A traffic priority setting carried by a VLAN-tagged packet moving from one device to another through
ports that are tagged members of the VLAN to which the packet belongs. This setting can be from 0 -
7. The switch handles an outbound packet on the basis of its 802.1p priority. However, if the packet
leaves the switch through a VLAN on which the port is an untagged member, this priority is dropped,
and the packet arrives at the next, downstream device without an 802.1p priority assignment.
A four-byte field that is present in the header of Ethernet packets entering or leaving the switch through
a port that is a tagged member of a VLAN. This field includes an 802.1p priority setting, a VLAN tag, or
ID number (VID), and other data. A packet entering or leaving the switch through a port that is an
untagged member of the outbound VLAN does not have this field in its header and thus does not carry
a VID or an 802.1p priority. See also "802.1p priority".
Refer to DSCP, below.
A device linked directly or indirectly to an outbound switch port. That is, the switch sends traffic to
Differentiated Services Codepoint. (Also termed codepoint.) A DSCP is comprised of the upper six bits
of the ToS (Type-of-Service) byte in IP packets. There are 64 possible codepoints. In the default QoS
configuration for the switches covered in this chapter, one codepoint (101110) is set for Expedited
Forwarding. All other codepoints are unused (and listed with No-override for a priority).
A DSCP configured with a specific 802.1p priority (0- 7). (Default: No-override). Using a DSCP policy,

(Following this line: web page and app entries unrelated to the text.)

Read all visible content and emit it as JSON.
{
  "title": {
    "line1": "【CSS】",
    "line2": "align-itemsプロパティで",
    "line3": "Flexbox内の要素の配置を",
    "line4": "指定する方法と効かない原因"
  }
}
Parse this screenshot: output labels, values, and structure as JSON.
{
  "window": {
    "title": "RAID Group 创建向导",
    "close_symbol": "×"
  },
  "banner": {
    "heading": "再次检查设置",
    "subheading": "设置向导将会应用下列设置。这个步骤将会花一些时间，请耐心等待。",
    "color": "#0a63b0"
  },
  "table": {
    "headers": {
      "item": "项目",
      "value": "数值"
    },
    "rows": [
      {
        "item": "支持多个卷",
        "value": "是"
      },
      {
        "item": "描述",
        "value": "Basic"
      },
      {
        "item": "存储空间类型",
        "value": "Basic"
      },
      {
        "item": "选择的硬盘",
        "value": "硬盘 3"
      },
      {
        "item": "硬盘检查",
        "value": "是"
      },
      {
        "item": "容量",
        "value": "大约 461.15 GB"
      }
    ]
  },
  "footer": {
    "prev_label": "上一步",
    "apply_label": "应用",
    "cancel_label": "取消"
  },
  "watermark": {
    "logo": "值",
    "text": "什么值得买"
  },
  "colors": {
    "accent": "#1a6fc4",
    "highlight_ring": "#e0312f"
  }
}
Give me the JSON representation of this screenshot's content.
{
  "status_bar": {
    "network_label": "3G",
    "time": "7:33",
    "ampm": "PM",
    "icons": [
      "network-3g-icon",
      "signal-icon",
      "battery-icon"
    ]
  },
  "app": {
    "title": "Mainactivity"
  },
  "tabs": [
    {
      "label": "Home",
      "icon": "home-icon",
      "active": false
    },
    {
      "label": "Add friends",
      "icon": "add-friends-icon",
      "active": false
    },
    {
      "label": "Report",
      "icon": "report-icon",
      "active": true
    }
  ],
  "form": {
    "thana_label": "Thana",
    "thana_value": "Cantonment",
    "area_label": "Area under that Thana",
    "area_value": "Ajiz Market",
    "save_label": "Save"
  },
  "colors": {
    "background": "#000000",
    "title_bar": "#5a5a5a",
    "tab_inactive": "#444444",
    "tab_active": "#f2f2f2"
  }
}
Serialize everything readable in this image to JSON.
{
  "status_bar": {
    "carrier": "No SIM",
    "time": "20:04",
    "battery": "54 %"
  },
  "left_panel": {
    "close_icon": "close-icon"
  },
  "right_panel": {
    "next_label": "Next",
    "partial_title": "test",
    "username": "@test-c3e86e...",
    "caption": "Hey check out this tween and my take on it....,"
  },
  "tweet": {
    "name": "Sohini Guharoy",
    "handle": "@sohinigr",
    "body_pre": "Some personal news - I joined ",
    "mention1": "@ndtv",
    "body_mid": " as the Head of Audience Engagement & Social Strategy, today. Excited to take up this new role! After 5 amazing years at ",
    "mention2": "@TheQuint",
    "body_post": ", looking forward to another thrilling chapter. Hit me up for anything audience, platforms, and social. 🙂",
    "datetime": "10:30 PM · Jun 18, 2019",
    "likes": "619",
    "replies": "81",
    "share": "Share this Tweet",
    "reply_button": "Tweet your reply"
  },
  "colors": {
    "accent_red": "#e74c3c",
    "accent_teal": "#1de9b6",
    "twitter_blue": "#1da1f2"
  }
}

you can configure the switch to assign priority to IP packets. That is, for an IP packet identified by the
specified QoS type, you can assign a new DSCP and an 802.1p priority (0-7). For more on DSCP, refer
to "Details of QoS IP Type-of-Service" on page 6-43. For the DSCP map, see figure 6-18 on page 6-44.
In the QoS context, this is a switch that receives traffic from the edge of the LAN or from outside the
LAN and forwards it to devices within the LAN. Typically, an edge switch is used with QoS to recognize
packets based on QoS types such as TCP/UDP application type, IP-device (address), VLAN-ID (VID),
and Source-Port (although it can also be used to recognize packets on the basis of ToS bits). Using this
packet recognition, the edge switch can be used to set 802.1p priorities or DSCP policies that
downstream devices will honor.
Any port on the switch through which traffic enters the switch.
In an IPv4 packet these are optional, extra fields in the packet header.
The upper three bits in the Type of Service (ToS) field of an IP packet.
Version 4 of the IP protocol.
Version 6 of the IP protocol.
A packet leaving the switch through any LAN port.
Any port on the switch through which traffic leaves the switch.